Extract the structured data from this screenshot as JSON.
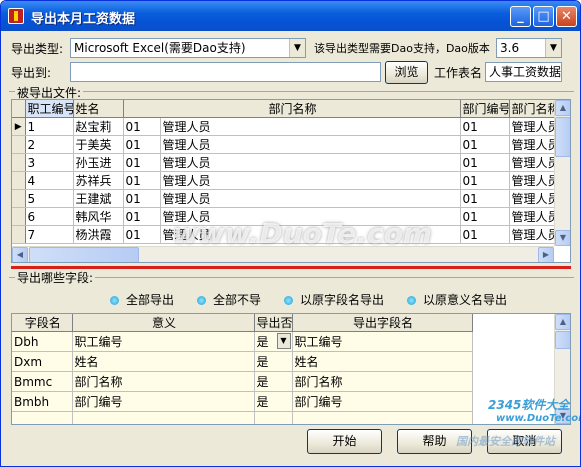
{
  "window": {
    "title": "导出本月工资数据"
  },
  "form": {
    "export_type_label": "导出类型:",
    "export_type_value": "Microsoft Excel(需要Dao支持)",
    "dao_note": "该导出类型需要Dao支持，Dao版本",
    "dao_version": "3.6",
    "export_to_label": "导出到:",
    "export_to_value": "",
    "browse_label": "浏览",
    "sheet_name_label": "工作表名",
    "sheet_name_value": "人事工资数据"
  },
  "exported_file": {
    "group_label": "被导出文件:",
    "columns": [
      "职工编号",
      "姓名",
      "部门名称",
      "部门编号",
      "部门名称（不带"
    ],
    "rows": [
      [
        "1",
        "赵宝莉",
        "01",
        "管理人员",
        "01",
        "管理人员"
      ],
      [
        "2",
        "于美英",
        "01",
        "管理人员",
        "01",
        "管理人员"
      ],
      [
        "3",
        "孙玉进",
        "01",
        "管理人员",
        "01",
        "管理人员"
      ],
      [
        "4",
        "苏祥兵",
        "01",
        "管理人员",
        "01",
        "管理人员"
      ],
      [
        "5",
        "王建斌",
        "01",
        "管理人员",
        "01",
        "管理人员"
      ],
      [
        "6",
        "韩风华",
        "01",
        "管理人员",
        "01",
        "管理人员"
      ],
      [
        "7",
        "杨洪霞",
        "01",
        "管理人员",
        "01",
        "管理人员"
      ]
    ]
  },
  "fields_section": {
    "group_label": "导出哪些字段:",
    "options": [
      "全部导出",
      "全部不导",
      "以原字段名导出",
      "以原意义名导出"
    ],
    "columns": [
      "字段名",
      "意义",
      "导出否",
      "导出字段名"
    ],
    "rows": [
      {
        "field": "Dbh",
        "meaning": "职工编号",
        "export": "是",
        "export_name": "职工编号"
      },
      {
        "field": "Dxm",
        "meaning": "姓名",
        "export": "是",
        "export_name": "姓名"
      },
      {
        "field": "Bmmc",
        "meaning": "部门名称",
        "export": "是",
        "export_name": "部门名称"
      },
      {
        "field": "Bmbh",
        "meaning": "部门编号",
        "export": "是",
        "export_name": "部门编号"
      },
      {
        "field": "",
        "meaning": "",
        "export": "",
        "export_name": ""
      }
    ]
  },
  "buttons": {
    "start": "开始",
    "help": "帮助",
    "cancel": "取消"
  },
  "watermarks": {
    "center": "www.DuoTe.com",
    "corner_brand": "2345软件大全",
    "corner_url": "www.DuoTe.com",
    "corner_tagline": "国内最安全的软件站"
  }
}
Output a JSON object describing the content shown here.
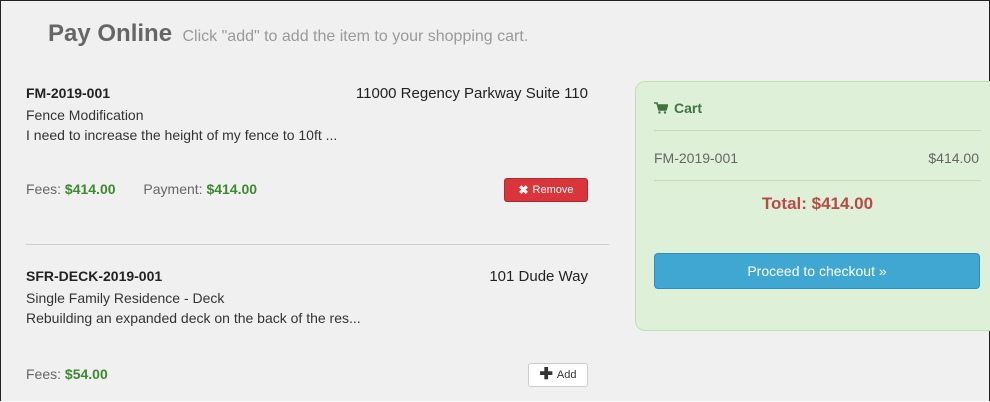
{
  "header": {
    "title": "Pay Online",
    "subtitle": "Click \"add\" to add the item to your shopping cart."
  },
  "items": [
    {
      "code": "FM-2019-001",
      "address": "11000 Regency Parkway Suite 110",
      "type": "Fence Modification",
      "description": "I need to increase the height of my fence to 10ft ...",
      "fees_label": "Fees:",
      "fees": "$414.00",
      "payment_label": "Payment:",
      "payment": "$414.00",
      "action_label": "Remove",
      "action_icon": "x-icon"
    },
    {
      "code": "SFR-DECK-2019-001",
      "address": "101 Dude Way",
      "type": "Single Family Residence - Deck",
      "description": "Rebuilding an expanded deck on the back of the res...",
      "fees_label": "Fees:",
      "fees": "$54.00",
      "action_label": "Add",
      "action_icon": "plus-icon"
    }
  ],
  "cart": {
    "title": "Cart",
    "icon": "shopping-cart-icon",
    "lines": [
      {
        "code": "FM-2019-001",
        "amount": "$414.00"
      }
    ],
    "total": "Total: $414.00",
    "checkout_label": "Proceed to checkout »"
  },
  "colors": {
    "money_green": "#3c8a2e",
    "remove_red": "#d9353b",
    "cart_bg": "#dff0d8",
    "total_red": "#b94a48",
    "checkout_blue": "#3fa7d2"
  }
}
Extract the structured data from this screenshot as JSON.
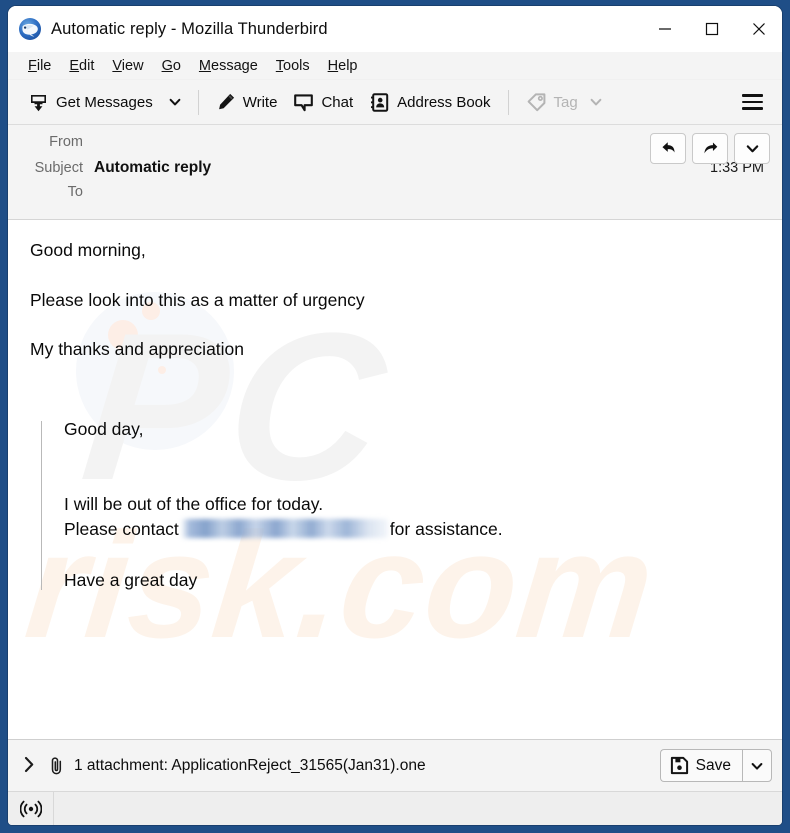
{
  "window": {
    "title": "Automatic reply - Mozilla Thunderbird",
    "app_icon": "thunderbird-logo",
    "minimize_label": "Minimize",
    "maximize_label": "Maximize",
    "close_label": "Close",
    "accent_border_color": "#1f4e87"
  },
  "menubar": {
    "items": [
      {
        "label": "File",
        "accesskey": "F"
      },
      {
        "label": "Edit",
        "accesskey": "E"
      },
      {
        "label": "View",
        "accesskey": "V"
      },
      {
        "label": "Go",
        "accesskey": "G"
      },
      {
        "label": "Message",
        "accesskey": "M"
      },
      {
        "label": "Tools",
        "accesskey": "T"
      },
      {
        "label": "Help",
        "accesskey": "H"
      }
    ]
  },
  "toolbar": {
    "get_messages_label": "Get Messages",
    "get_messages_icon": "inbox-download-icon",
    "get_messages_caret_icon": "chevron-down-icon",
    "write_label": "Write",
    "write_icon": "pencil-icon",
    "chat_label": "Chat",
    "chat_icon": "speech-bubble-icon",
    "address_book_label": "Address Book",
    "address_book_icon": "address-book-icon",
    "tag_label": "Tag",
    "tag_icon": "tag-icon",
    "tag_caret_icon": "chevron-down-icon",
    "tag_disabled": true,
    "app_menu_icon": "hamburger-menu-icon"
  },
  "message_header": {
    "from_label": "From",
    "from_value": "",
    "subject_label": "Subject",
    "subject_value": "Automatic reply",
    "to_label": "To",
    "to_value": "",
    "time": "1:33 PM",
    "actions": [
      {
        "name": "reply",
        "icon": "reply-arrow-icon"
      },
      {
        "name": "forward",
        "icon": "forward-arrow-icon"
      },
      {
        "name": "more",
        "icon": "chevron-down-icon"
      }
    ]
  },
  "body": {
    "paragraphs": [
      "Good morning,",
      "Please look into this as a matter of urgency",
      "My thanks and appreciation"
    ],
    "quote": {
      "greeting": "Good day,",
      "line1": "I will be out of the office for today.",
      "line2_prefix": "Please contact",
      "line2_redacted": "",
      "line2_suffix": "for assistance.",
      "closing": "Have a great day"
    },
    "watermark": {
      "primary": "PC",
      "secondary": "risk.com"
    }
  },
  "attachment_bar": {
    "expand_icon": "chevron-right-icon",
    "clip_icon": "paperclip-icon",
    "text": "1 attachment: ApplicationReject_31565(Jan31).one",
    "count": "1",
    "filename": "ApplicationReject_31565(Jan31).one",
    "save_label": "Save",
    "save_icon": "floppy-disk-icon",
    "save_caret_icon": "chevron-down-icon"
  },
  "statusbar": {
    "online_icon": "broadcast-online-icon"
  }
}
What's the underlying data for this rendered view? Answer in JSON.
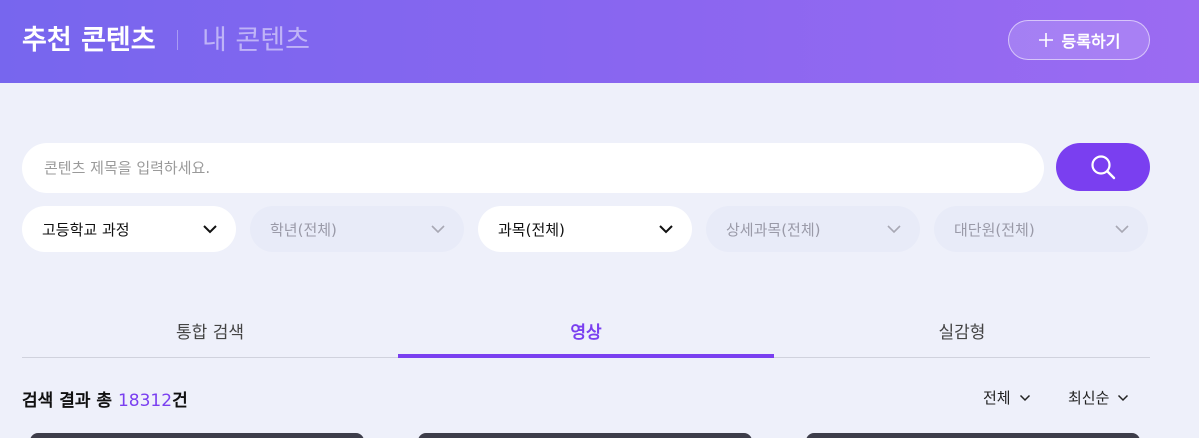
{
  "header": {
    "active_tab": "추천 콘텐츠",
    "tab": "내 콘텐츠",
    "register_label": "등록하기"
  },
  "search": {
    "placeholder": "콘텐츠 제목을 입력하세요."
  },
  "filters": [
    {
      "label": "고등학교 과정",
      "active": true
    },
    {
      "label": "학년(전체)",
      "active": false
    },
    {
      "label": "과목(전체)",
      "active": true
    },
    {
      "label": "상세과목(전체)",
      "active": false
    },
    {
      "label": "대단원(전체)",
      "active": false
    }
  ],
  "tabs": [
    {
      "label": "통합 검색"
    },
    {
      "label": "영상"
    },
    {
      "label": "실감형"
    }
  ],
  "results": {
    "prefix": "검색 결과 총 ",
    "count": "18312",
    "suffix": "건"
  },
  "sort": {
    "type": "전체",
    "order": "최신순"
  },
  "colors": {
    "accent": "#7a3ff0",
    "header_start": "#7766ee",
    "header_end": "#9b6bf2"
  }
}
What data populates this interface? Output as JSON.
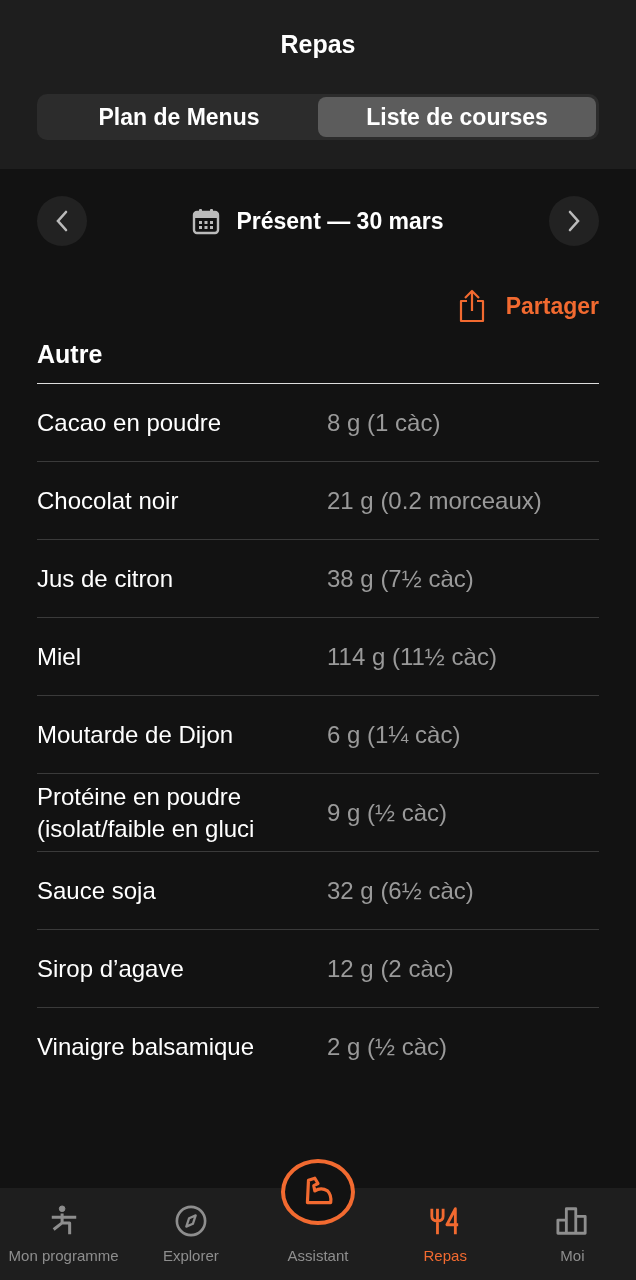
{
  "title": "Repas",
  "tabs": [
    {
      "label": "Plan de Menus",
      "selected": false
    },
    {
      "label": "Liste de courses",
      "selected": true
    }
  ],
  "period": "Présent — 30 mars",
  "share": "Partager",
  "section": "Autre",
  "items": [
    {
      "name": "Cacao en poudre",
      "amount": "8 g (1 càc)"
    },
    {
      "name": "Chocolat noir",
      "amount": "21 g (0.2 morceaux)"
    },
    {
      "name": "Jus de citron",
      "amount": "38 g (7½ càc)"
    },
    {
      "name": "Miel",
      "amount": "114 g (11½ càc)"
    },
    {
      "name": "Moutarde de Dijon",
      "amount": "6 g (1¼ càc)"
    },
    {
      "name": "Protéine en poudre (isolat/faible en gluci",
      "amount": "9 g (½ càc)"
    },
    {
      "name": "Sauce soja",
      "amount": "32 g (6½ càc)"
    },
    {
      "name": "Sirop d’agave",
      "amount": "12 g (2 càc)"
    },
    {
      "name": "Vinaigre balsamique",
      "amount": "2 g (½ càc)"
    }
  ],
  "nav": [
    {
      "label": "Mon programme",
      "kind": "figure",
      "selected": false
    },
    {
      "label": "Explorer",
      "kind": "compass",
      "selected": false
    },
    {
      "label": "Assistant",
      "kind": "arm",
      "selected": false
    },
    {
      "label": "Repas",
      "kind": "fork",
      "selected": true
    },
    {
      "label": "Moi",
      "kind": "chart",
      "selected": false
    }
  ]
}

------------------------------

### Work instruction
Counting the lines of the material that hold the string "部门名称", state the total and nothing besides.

### Task response
4